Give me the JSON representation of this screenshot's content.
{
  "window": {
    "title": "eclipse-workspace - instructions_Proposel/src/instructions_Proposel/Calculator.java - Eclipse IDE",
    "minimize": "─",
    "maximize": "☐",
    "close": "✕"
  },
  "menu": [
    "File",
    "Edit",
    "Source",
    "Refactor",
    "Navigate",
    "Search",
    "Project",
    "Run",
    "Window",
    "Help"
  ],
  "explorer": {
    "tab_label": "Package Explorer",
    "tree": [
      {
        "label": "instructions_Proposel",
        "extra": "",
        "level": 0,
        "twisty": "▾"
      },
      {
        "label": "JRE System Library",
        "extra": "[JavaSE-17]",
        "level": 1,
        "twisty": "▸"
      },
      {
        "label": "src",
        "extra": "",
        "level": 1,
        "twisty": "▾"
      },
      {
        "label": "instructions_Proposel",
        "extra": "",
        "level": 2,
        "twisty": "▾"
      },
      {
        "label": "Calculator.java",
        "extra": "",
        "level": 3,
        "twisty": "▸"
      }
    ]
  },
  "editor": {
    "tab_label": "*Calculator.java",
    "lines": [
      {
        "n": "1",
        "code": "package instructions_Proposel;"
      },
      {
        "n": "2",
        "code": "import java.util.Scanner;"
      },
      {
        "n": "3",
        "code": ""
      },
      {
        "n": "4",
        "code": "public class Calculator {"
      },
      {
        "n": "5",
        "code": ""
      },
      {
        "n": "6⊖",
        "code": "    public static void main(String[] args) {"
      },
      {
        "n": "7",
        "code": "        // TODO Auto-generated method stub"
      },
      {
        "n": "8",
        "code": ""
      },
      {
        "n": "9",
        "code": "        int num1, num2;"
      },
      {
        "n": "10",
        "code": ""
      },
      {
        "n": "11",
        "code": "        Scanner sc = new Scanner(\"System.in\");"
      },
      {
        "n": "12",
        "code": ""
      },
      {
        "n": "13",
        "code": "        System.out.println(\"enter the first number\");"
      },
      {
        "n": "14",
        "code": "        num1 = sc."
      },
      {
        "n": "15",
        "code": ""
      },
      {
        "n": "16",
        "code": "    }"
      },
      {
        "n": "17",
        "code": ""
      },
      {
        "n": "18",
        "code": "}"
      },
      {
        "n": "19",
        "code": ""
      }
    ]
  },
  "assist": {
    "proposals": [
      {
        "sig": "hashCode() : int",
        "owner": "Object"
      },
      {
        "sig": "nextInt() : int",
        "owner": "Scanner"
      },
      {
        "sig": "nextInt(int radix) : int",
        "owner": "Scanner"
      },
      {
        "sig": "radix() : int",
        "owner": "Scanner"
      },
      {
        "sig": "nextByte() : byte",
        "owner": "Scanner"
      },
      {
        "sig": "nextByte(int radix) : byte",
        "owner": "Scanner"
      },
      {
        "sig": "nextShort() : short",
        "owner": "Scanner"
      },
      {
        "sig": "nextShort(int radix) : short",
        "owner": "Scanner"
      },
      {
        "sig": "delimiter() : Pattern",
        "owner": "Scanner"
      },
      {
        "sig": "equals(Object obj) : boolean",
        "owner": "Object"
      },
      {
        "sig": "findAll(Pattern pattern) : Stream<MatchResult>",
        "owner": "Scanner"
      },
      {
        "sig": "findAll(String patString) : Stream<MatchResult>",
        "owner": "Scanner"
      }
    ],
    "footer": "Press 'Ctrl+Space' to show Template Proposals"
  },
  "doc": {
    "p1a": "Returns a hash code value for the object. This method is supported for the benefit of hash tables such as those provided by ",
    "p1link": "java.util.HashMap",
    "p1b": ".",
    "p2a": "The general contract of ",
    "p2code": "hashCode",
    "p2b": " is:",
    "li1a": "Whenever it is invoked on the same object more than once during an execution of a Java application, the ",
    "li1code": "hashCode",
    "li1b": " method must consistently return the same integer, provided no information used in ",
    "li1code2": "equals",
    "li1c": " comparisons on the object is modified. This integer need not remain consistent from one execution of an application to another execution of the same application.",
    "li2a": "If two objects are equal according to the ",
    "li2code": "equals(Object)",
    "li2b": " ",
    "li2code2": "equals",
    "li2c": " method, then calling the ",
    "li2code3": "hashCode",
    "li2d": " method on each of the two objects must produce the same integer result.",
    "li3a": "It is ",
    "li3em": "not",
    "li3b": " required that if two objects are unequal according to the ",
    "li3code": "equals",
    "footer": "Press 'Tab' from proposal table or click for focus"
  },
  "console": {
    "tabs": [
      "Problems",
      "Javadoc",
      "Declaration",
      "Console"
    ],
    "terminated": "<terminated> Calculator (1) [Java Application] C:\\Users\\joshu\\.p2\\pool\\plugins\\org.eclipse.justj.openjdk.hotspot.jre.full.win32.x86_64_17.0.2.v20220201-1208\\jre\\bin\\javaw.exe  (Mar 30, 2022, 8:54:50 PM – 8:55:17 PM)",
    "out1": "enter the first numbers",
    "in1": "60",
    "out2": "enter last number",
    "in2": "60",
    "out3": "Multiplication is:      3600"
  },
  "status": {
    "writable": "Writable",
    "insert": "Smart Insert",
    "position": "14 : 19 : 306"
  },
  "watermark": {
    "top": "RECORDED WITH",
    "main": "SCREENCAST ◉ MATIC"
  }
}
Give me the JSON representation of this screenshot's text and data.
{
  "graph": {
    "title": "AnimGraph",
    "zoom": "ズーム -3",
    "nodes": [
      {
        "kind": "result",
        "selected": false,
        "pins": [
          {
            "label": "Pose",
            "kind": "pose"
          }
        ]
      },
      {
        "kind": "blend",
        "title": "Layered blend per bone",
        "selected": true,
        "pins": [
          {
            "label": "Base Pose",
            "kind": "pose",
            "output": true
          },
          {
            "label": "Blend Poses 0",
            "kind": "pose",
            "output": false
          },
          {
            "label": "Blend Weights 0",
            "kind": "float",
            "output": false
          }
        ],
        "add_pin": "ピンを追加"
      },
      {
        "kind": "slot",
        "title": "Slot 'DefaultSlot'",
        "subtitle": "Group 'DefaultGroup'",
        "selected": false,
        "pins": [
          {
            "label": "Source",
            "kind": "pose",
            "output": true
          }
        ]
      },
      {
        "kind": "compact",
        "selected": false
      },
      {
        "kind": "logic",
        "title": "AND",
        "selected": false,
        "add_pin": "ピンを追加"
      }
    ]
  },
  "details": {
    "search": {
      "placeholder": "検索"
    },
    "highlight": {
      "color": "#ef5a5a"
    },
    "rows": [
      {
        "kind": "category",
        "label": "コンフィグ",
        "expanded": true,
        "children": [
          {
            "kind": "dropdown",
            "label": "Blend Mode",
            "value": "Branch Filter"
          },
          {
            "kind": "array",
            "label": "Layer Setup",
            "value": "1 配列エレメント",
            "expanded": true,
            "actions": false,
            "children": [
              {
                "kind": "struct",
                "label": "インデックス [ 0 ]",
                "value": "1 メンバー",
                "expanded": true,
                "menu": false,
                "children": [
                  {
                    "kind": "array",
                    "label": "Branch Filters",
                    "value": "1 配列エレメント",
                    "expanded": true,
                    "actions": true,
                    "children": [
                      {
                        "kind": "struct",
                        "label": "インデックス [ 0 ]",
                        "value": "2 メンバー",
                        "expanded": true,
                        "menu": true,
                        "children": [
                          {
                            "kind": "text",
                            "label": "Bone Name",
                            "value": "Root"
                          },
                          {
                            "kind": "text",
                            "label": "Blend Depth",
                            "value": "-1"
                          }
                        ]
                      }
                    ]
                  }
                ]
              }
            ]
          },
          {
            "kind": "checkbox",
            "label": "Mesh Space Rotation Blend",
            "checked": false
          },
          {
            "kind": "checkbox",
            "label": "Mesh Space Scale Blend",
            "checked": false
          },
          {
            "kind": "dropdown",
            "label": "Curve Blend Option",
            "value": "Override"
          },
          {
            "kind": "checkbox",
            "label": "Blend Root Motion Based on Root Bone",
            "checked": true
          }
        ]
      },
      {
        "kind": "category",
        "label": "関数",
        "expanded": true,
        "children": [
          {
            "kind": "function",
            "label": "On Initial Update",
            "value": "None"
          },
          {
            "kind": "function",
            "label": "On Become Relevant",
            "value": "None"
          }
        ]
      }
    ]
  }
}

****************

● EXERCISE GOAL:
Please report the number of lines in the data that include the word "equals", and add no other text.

● EXERCISE OUTPUT:
5